# Information given:
- Opening Delimiter -
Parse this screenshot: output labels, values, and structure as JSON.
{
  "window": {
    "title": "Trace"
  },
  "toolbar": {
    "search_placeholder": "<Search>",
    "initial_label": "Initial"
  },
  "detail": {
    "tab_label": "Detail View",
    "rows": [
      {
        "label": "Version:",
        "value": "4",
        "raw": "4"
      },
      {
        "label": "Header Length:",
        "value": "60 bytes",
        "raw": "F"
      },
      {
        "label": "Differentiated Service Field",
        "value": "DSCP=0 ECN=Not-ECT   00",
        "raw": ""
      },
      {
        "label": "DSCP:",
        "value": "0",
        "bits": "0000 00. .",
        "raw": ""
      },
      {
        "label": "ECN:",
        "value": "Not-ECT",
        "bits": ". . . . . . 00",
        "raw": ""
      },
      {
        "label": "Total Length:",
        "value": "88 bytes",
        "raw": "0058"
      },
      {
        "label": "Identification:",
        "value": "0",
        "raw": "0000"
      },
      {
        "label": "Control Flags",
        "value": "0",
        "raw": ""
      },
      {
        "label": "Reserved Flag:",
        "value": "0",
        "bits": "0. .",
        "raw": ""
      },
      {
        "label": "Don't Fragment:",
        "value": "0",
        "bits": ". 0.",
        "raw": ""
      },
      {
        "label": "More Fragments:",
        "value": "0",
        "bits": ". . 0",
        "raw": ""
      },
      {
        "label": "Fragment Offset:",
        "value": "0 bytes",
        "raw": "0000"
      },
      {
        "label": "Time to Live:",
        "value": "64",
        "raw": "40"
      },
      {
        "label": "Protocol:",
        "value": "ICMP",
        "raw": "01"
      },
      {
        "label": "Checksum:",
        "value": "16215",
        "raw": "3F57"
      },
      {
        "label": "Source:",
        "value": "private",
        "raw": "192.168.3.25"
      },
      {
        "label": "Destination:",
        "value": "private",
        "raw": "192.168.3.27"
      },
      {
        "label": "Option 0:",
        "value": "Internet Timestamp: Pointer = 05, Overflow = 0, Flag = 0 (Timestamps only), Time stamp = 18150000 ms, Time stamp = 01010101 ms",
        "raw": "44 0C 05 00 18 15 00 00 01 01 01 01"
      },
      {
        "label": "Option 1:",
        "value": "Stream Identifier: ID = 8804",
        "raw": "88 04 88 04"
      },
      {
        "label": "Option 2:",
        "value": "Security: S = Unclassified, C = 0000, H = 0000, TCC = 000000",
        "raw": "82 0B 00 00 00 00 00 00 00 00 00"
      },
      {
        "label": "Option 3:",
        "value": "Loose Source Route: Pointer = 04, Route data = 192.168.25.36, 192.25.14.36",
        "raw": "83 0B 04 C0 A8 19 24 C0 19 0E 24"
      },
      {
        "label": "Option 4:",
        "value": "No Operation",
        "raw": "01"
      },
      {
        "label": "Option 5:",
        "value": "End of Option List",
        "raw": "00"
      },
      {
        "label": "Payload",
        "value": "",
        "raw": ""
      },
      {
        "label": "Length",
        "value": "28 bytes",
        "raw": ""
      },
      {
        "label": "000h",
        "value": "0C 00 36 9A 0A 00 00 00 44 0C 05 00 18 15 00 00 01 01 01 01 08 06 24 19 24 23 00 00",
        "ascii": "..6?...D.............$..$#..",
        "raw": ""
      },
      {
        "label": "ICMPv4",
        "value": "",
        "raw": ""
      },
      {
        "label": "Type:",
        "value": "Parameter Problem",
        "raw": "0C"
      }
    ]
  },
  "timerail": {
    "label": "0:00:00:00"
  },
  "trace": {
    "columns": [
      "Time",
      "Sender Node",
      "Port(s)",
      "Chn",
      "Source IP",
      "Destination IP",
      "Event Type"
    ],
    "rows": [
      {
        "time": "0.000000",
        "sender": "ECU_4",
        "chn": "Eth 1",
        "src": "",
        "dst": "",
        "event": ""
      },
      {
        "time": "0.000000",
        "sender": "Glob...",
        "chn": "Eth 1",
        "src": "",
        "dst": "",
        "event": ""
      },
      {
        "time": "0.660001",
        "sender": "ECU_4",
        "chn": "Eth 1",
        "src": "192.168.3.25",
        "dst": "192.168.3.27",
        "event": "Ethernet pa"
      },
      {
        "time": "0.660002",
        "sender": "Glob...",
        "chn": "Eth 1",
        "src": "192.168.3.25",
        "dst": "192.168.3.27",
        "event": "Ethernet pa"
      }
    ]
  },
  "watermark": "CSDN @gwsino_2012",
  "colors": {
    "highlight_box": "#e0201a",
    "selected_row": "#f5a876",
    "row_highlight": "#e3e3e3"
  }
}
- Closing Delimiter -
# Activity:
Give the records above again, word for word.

# Solution:
Parse this screenshot: output labels, values, and structure as JSON.
{
  "window": {
    "title": "Trace"
  },
  "toolbar": {
    "search_placeholder": "<Search>",
    "initial_label": "Initial"
  },
  "detail": {
    "tab_label": "Detail View",
    "rows": [
      {
        "label": "Version:",
        "value": "4",
        "raw": "4"
      },
      {
        "label": "Header Length:",
        "value": "60 bytes",
        "raw": "F"
      },
      {
        "label": "Differentiated Service Field",
        "value": "DSCP=0 ECN=Not-ECT   00",
        "raw": ""
      },
      {
        "label": "DSCP:",
        "value": "0",
        "bits": "0000 00. .",
        "raw": ""
      },
      {
        "label": "ECN:",
        "value": "Not-ECT",
        "bits": ". . . . . . 00",
        "raw": ""
      },
      {
        "label": "Total Length:",
        "value": "88 bytes",
        "raw": "0058"
      },
      {
        "label": "Identification:",
        "value": "0",
        "raw": "0000"
      },
      {
        "label": "Control Flags",
        "value": "0",
        "raw": ""
      },
      {
        "label": "Reserved Flag:",
        "value": "0",
        "bits": "0. .",
        "raw": ""
      },
      {
        "label": "Don't Fragment:",
        "value": "0",
        "bits": ". 0.",
        "raw": ""
      },
      {
        "label": "More Fragments:",
        "value": "0",
        "bits": ". . 0",
        "raw": ""
      },
      {
        "label": "Fragment Offset:",
        "value": "0 bytes",
        "raw": "0000"
      },
      {
        "label": "Time to Live:",
        "value": "64",
        "raw": "40"
      },
      {
        "label": "Protocol:",
        "value": "ICMP",
        "raw": "01"
      },
      {
        "label": "Checksum:",
        "value": "16215",
        "raw": "3F57"
      },
      {
        "label": "Source:",
        "value": "private",
        "raw": "192.168.3.25"
      },
      {
        "label": "Destination:",
        "value": "private",
        "raw": "192.168.3.27"
      },
      {
        "label": "Option 0:",
        "value": "Internet Timestamp: Pointer = 05, Overflow = 0, Flag = 0 (Timestamps only), Time stamp = 18150000 ms, Time stamp = 01010101 ms",
        "raw": "44 0C 05 00 18 15 00 00 01 01 01 01"
      },
      {
        "label": "Option 1:",
        "value": "Stream Identifier: ID = 8804",
        "raw": "88 04 88 04"
      },
      {
        "label": "Option 2:",
        "value": "Security: S = Unclassified, C = 0000, H = 0000, TCC = 000000",
        "raw": "82 0B 00 00 00 00 00 00 00 00 00"
      },
      {
        "label": "Option 3:",
        "value": "Loose Source Route: Pointer = 04, Route data = 192.168.25.36, 192.25.14.36",
        "raw": "83 0B 04 C0 A8 19 24 C0 19 0E 24"
      },
      {
        "label": "Option 4:",
        "value": "No Operation",
        "raw": "01"
      },
      {
        "label": "Option 5:",
        "value": "End of Option List",
        "raw": "00"
      },
      {
        "label": "Payload",
        "value": "",
        "raw": ""
      },
      {
        "label": "Length",
        "value": "28 bytes",
        "raw": ""
      },
      {
        "label": "000h",
        "value": "0C 00 36 9A 0A 00 00 00 44 0C 05 00 18 15 00 00 01 01 01 01 08 06 24 19 24 23 00 00",
        "ascii": "..6?...D.............$..$#..",
        "raw": ""
      },
      {
        "label": "ICMPv4",
        "value": "",
        "raw": ""
      },
      {
        "label": "Type:",
        "value": "Parameter Problem",
        "raw": "0C"
      }
    ]
  },
  "timerail": {
    "label": "0:00:00:00"
  },
  "trace": {
    "columns": [
      "Time",
      "Sender Node",
      "Port(s)",
      "Chn",
      "Source IP",
      "Destination IP",
      "Event Type"
    ],
    "rows": [
      {
        "time": "0.000000",
        "sender": "ECU_4",
        "chn": "Eth 1",
        "src": "",
        "dst": "",
        "event": ""
      },
      {
        "time": "0.000000",
        "sender": "Glob...",
        "chn": "Eth 1",
        "src": "",
        "dst": "",
        "event": ""
      },
      {
        "time": "0.660001",
        "sender": "ECU_4",
        "chn": "Eth 1",
        "src": "192.168.3.25",
        "dst": "192.168.3.27",
        "event": "Ethernet pa"
      },
      {
        "time": "0.660002",
        "sender": "Glob...",
        "chn": "Eth 1",
        "src": "192.168.3.25",
        "dst": "192.168.3.27",
        "event": "Ethernet pa"
      }
    ]
  },
  "watermark": "CSDN @gwsino_2012",
  "colors": {
    "highlight_box": "#e0201a",
    "selected_row": "#f5a876",
    "row_highlight": "#e3e3e3"
  }
}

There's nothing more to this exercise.